Dick and Jane
Dick and Jane books are among the most popularly collected school books. This is because the series of books was used for over 40 years in American schools. Gray, a renowned educational psychologist and reading authority from the University of Chicago, and pitched to him her philosophy that children are more receptive to reading if the books contained illustrations related to them and their lives. Gray was impressed enough to hire Sharp. In , Gray and William H.

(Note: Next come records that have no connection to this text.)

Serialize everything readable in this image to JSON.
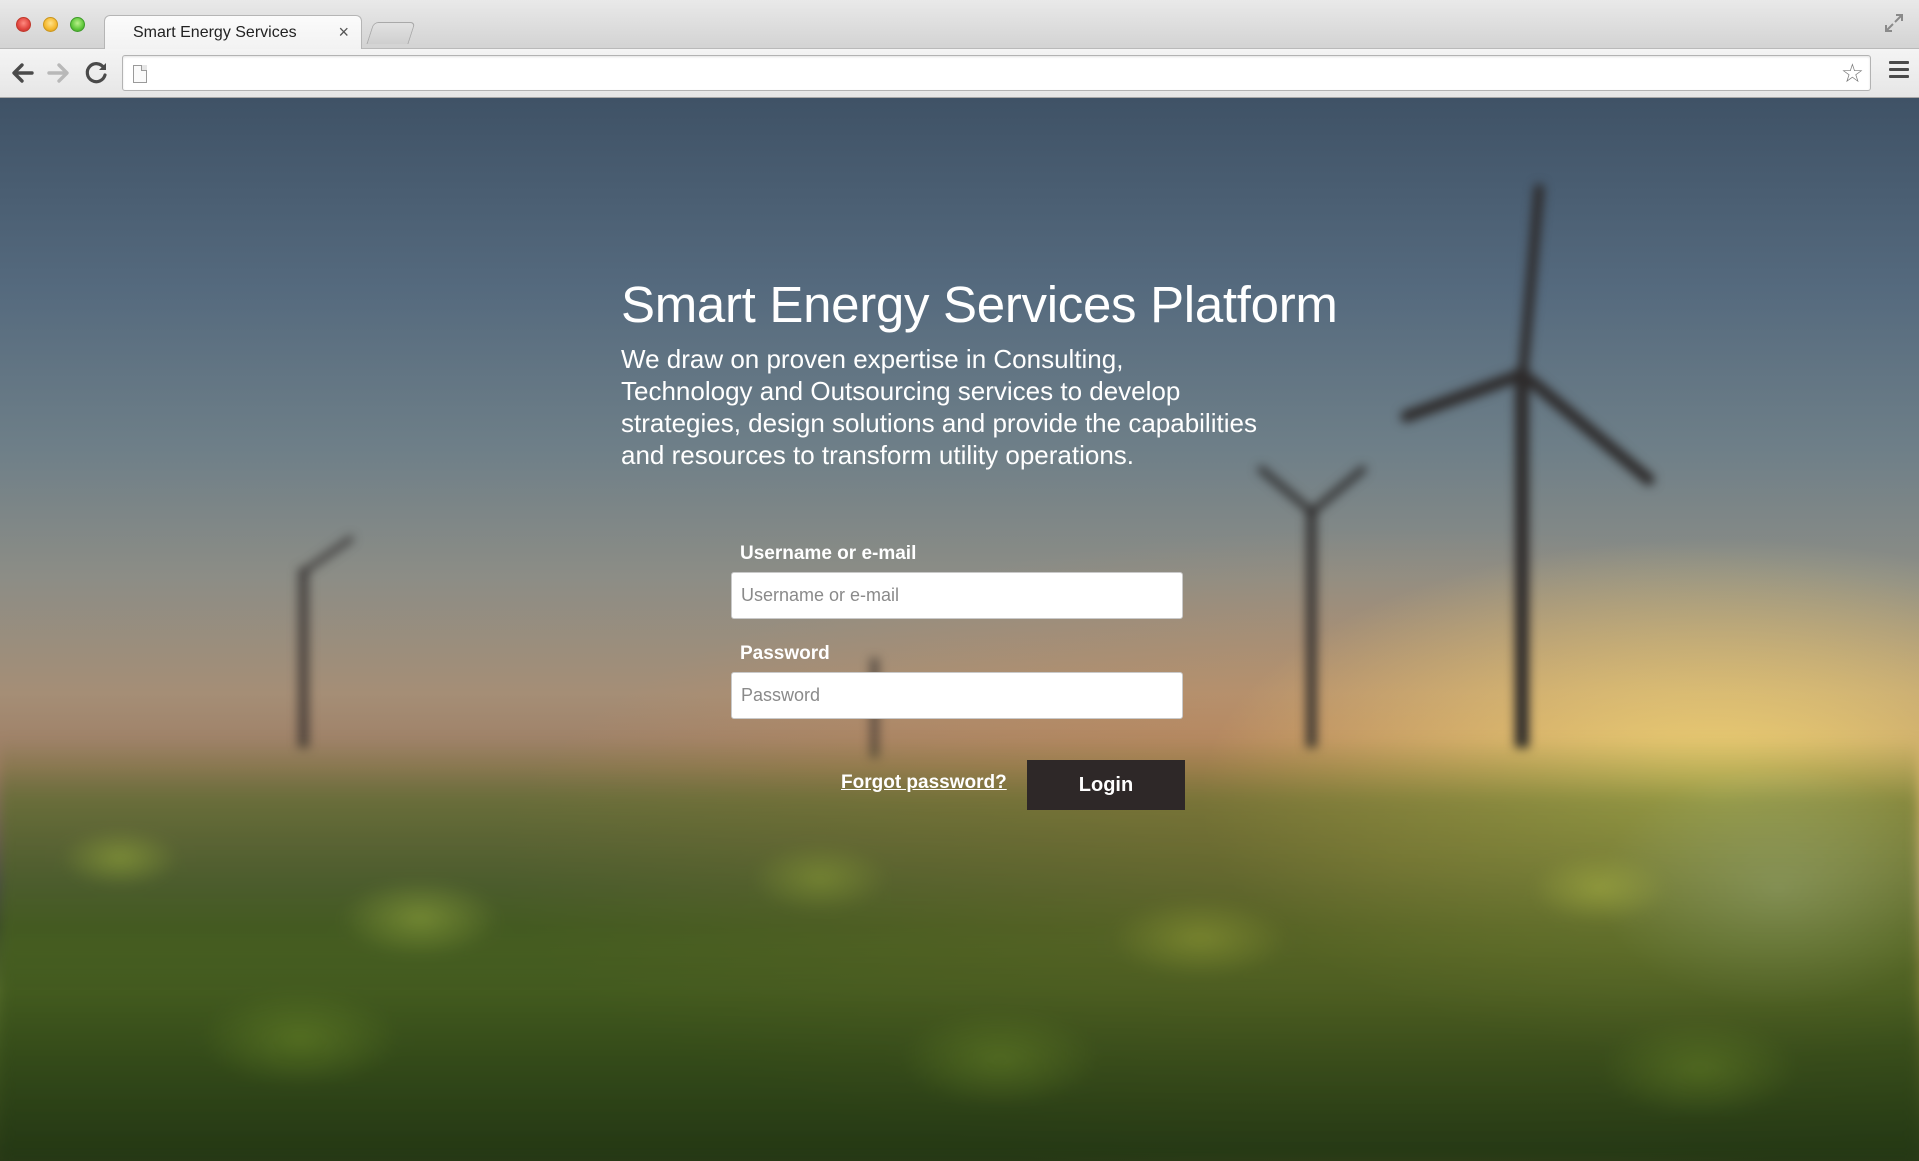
{
  "browser": {
    "tab": {
      "title": "Smart Energy Services",
      "close_glyph": "×"
    },
    "toolbar": {
      "back_icon": "arrow-left-icon",
      "forward_icon": "arrow-right-icon",
      "reload_icon": "reload-icon",
      "url_value": "",
      "bookmark_icon": "star-icon",
      "menu_icon": "hamburger-menu-icon"
    },
    "window_controls": [
      "close",
      "minimize",
      "maximize"
    ]
  },
  "page": {
    "headline": "Smart Energy Services Platform",
    "tagline": "We draw on proven expertise in Consulting, Technology and Outsourcing services to develop strategies, design solutions and provide the capabilities and resources to transform utility operations.",
    "form": {
      "username_label": "Username or e-mail",
      "username_placeholder": "Username or e-mail",
      "username_value": "",
      "password_label": "Password",
      "password_placeholder": "Password",
      "password_value": "",
      "forgot_label": "Forgot password?",
      "login_label": "Login"
    }
  },
  "colors": {
    "button_bg": "#2e2828",
    "text_on_image": "#ffffff",
    "sky_top": "#3f5266",
    "sunset": "#ffd870",
    "field_green": "#556b2a"
  }
}
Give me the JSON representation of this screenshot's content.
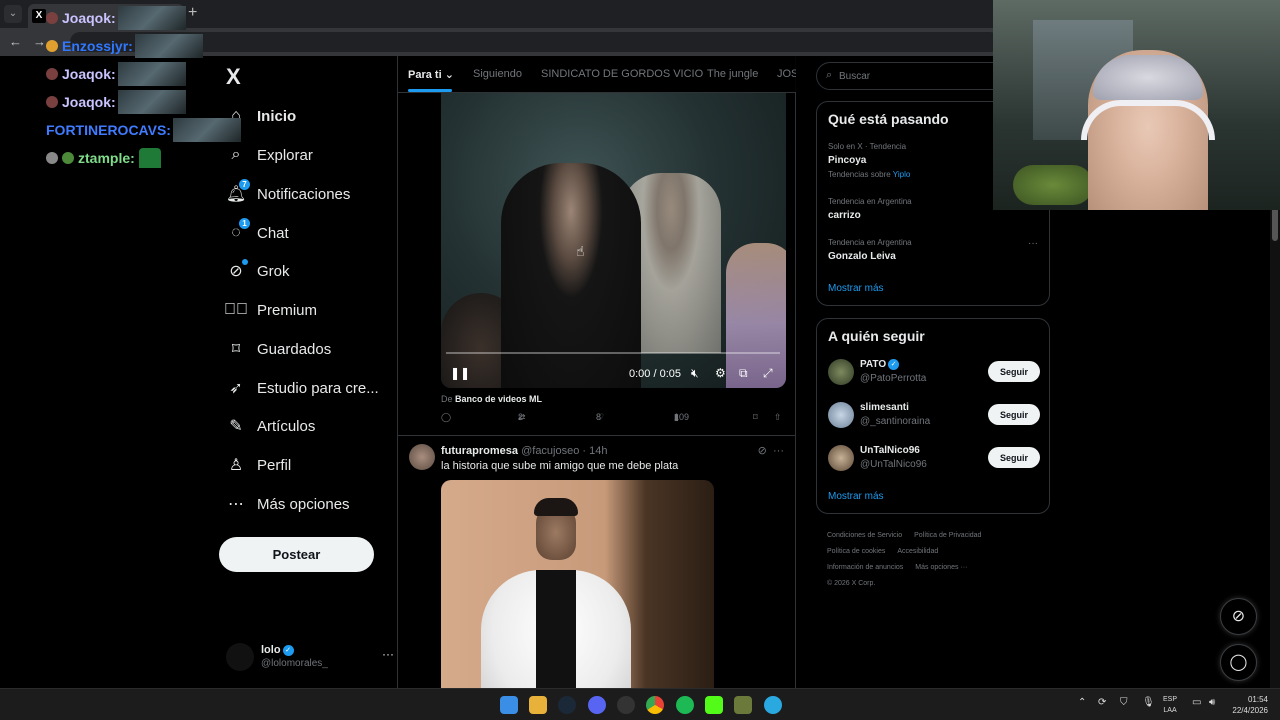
{
  "browser": {
    "tab_icon": "x-logo",
    "tab_list_icon": "chevron-down-icon",
    "new_tab_icon": "plus-icon"
  },
  "chat": [
    {
      "user": "Joaqok:",
      "color": "#c9c3ff"
    },
    {
      "user": "Enzossjyr:",
      "color": "#2f78ff"
    },
    {
      "user": "Joaqok:",
      "color": "#c9c3ff"
    },
    {
      "user": "Joaqok:",
      "color": "#c9c3ff"
    },
    {
      "user": "FORTINEROCAVS:",
      "color": "#3f7cff"
    },
    {
      "user": "ztample:",
      "color": "#7fdc8a"
    }
  ],
  "sidebar": {
    "logo": "X",
    "items": [
      {
        "label": "Inicio",
        "icon": "home-icon"
      },
      {
        "label": "Explorar",
        "icon": "search-icon"
      },
      {
        "label": "Notificaciones",
        "icon": "bell-icon",
        "badge": "7"
      },
      {
        "label": "Chat",
        "icon": "chat-icon",
        "badge": "1"
      },
      {
        "label": "Grok",
        "icon": "grok-icon"
      },
      {
        "label": "Premium",
        "icon": "premium-icon"
      },
      {
        "label": "Guardados",
        "icon": "bookmark-icon"
      },
      {
        "label": "Estudio para cre...",
        "icon": "rocket-icon"
      },
      {
        "label": "Artículos",
        "icon": "article-icon"
      },
      {
        "label": "Perfil",
        "icon": "person-icon"
      },
      {
        "label": "Más opciones",
        "icon": "more-circle-icon"
      }
    ],
    "post_label": "Postear",
    "profile": {
      "name": "lolo",
      "handle": "@lolomorales_"
    }
  },
  "timeline": {
    "tabs": [
      "Para ti",
      "Siguiendo",
      "SINDICATO DE GORDOS VICIO",
      "The jungle",
      "JOS"
    ],
    "video": {
      "time": "0:00 / 0:05",
      "progress": 0,
      "source_prefix": "De",
      "source_name": "Banco de videos ML"
    },
    "actions": {
      "reposts": "2",
      "likes": "8",
      "views": "109"
    },
    "tweet2": {
      "name": "futurapromesa",
      "handle": "@facujoseo",
      "time": "· 14h",
      "text": "la historia que sube mi amigo que me debe plata"
    }
  },
  "right": {
    "search_placeholder": "Buscar",
    "trends_title": "Qué está pasando",
    "trends": [
      {
        "meta": "Solo en X · Tendencia",
        "name": "Pincoya",
        "sub_prefix": "Tendencias sobre ",
        "sub_link": "Yiplo"
      },
      {
        "meta": "Tendencia en Argentina",
        "name": "carrizo"
      },
      {
        "meta": "Tendencia en Argentina",
        "name": "Gonzalo Leiva"
      }
    ],
    "show_more": "Mostrar más",
    "follow_title": "A quién seguir",
    "follow": [
      {
        "name": "PATO",
        "handle": "@PatoPerrotta",
        "verified": true,
        "avatar_color": "#3b4a2f"
      },
      {
        "name": "slimesanti",
        "handle": "@_santinoraina",
        "verified": false,
        "avatar_color": "#8aa0b8"
      },
      {
        "name": "UnTalNico96",
        "handle": "@UnTalNico96",
        "verified": false,
        "avatar_color": "#6b5a45"
      }
    ],
    "follow_button": "Seguir",
    "footer": [
      "Condiciones de Servicio",
      "Política de Privacidad",
      "Política de cookies",
      "Accesibilidad",
      "Información de anuncios",
      "Más opciones ···",
      "© 2026 X Corp."
    ]
  },
  "taskbar": {
    "lang": "ESP",
    "lang2": "LAA",
    "time": "01:54",
    "date": "22/4/2026"
  },
  "colors": {
    "accent": "#1d9bf0",
    "background": "#000000",
    "border": "#2f3336"
  }
}
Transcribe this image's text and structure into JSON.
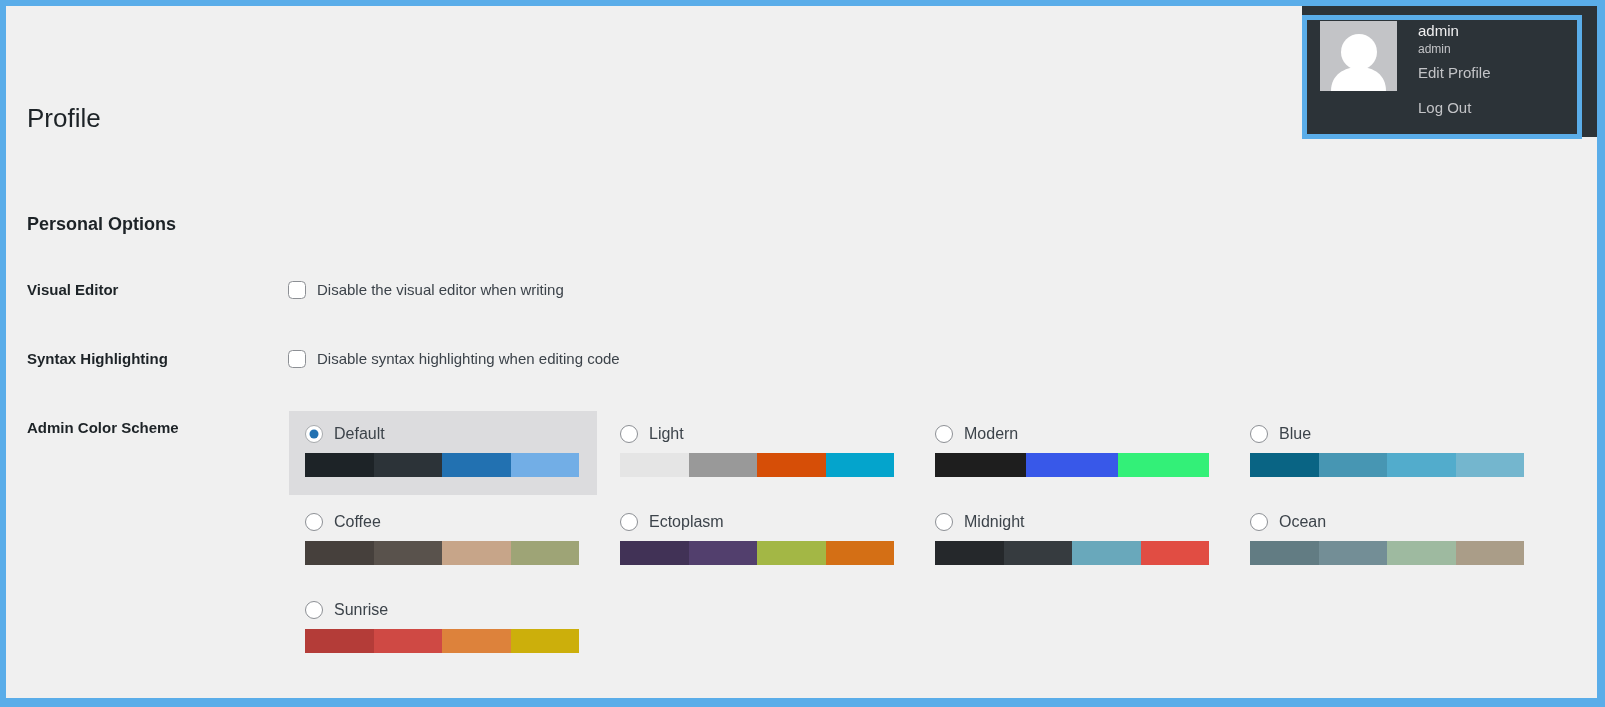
{
  "account_menu": {
    "display_name": "admin",
    "username": "admin",
    "links": [
      "Edit Profile",
      "Log Out"
    ]
  },
  "page": {
    "title": "Profile",
    "section_title": "Personal Options"
  },
  "options": [
    {
      "label": "Visual Editor",
      "text": "Disable the visual editor when writing",
      "checked": false
    },
    {
      "label": "Syntax Highlighting",
      "text": "Disable syntax highlighting when editing code",
      "checked": false
    }
  ],
  "color_scheme": {
    "label": "Admin Color Scheme",
    "schemes": [
      {
        "name": "Default",
        "selected": true,
        "swatches": [
          {
            "color": "#1d2327"
          },
          {
            "color": "#2c3338"
          },
          {
            "color": "#2271b1"
          },
          {
            "color": "#72aee6"
          }
        ]
      },
      {
        "name": "Light",
        "selected": false,
        "swatches": [
          {
            "color": "#e5e5e5"
          },
          {
            "color": "#999999"
          },
          {
            "color": "#d64e07"
          },
          {
            "color": "#04a4cc"
          }
        ]
      },
      {
        "name": "Modern",
        "selected": false,
        "swatches": [
          {
            "color": "#1e1e1e"
          },
          {
            "color": "#3858e9"
          },
          {
            "color": "#33f078"
          }
        ]
      },
      {
        "name": "Blue",
        "selected": false,
        "swatches": [
          {
            "color": "#096484"
          },
          {
            "color": "#4796b3"
          },
          {
            "color": "#52accc"
          },
          {
            "color": "#74b6ce"
          }
        ]
      },
      {
        "name": "Coffee",
        "selected": false,
        "swatches": [
          {
            "color": "#46403c"
          },
          {
            "color": "#59524c"
          },
          {
            "color": "#c7a589"
          },
          {
            "color": "#9ea476"
          }
        ]
      },
      {
        "name": "Ectoplasm",
        "selected": false,
        "swatches": [
          {
            "color": "#413256"
          },
          {
            "color": "#523f6d"
          },
          {
            "color": "#a3b745"
          },
          {
            "color": "#d46f15"
          }
        ]
      },
      {
        "name": "Midnight",
        "selected": false,
        "swatches": [
          {
            "color": "#25282b"
          },
          {
            "color": "#363b3f"
          },
          {
            "color": "#69a8bb"
          },
          {
            "color": "#e14d43"
          }
        ]
      },
      {
        "name": "Ocean",
        "selected": false,
        "swatches": [
          {
            "color": "#627c83"
          },
          {
            "color": "#738e96"
          },
          {
            "color": "#9ebaa0"
          },
          {
            "color": "#aa9d88"
          }
        ]
      },
      {
        "name": "Sunrise",
        "selected": false,
        "swatches": [
          {
            "color": "#b43c38"
          },
          {
            "color": "#cf4944"
          },
          {
            "color": "#dd823b"
          },
          {
            "color": "#ccaf0b"
          }
        ]
      }
    ]
  }
}
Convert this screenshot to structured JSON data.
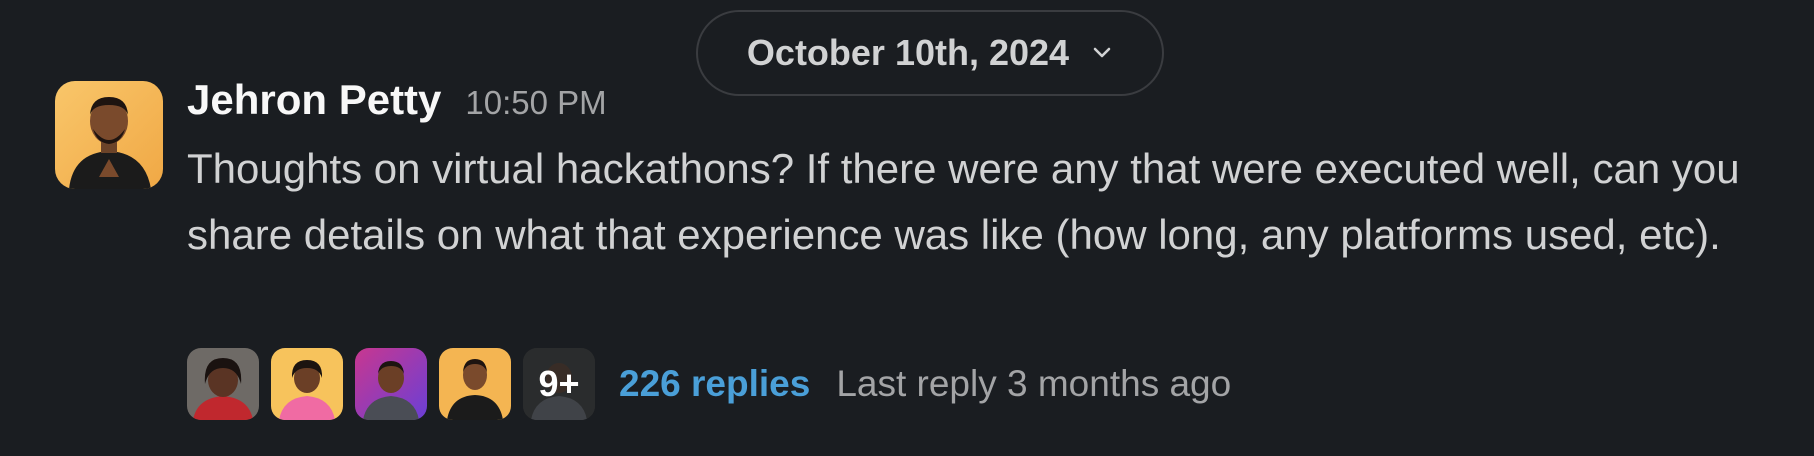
{
  "date_divider": {
    "label": "October 10th, 2024",
    "icon": "chevron-down-icon"
  },
  "message": {
    "author": "Jehron Petty",
    "time": "10:50 PM",
    "text": "Thoughts on virtual hackathons? If there were any that were executed well, can you share details on what that experience was like (how long, any platforms used, etc)."
  },
  "thread": {
    "more_count": "9+",
    "replies": "226 replies",
    "last_reply": "Last reply 3 months ago"
  },
  "colors": {
    "background": "#1a1d21",
    "link": "#4a9fd8",
    "muted": "#a3a4a6"
  }
}
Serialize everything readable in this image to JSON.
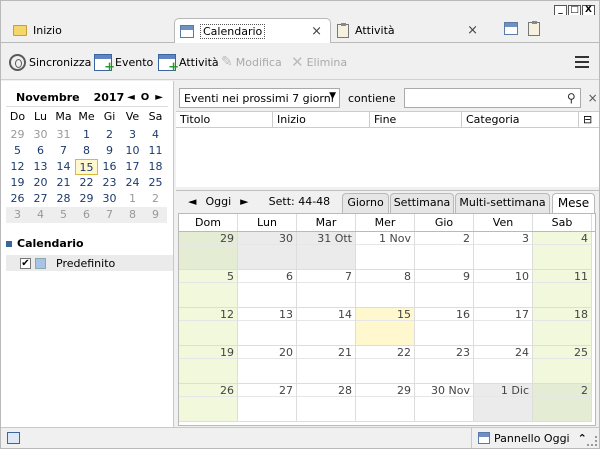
{
  "window": {
    "min": "_",
    "max": "□",
    "close": "X"
  },
  "tabs": [
    {
      "label": "Inizio"
    },
    {
      "label": "Calendario",
      "close": "×"
    },
    {
      "label": "Attività",
      "close": "×"
    }
  ],
  "toolbar": {
    "sync": "Sincronizza",
    "event": "Evento",
    "task": "Attività",
    "edit": "Modifica",
    "delete": "Elimina"
  },
  "minical": {
    "month": "Novembre",
    "year": "2017",
    "prev": "◄",
    "today": "O",
    "next": "►",
    "weekdays": [
      "Do",
      "Lu",
      "Ma",
      "Me",
      "Gi",
      "Ve",
      "Sa"
    ],
    "days": [
      "29",
      "30",
      "31",
      "1",
      "2",
      "3",
      "4",
      "5",
      "6",
      "7",
      "8",
      "9",
      "10",
      "11",
      "12",
      "13",
      "14",
      "15",
      "16",
      "17",
      "18",
      "19",
      "20",
      "21",
      "22",
      "23",
      "24",
      "25",
      "26",
      "27",
      "28",
      "29",
      "30",
      "1",
      "2",
      "3",
      "4",
      "5",
      "6",
      "7",
      "8",
      "9"
    ]
  },
  "calendars": {
    "title": "Calendario",
    "items": [
      {
        "name": "Predefinito",
        "checked": "✔"
      }
    ]
  },
  "filter": {
    "select": "Eventi nei prossimi 7 giorni",
    "contains": "contiene",
    "search": "",
    "clear": "×"
  },
  "eventlist": {
    "columns": [
      "Titolo",
      "Inizio",
      "Fine",
      "Categoria"
    ]
  },
  "viewbar": {
    "prev": "◄",
    "today": "Oggi",
    "next": "►",
    "week": "Sett: 44-48",
    "views": [
      "Giorno",
      "Settimana",
      "Multi-settimana",
      "Mese"
    ]
  },
  "month": {
    "weekdays": [
      "Dom",
      "Lun",
      "Mar",
      "Mer",
      "Gio",
      "Ven",
      "Sab"
    ],
    "cells": [
      "29",
      "30",
      "31 Ott",
      "1 Nov",
      "2",
      "3",
      "4",
      "5",
      "6",
      "7",
      "8",
      "9",
      "10",
      "11",
      "12",
      "13",
      "14",
      "15",
      "16",
      "17",
      "18",
      "19",
      "20",
      "21",
      "22",
      "23",
      "24",
      "25",
      "26",
      "27",
      "28",
      "29",
      "30 Nov",
      "1 Dic",
      "2"
    ]
  },
  "status": {
    "panel": "Pannello Oggi",
    "arrow": "⌃"
  }
}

Dick and Jane refers to the two main characters, "Dick" and "Jane", created by Zerna Sharp for a series of basal readers that William S. Gray wrote to teach children to read. The characters first appeared in the Elson-Gray Readers in and continued in a subsequent series of books through the final version that Scott Foresman published in These readers were used in classroom in the United States and in other English-speaking countries for nearly four decades, reaching the height of their popularity in the s, when 80 percent of first-grade students in the United States were learning to read through these stories. Although the Dick and Jane series of primers continued to be sold until and remained in use in some classrooms throughout the s, they were replaced with other reading texts by the s and gradually disappeared from school curriculum. The Dick and Jane series were known for their simple narrative text and watercolor illustrations. Despite the criticisms of the stereotypical content that depicted white, middle-class Americans and the whole-word look-say method of teaching reading on which these readers are based, the characters of "Dick," "Jane," and their younger sister, "Sally," became household words.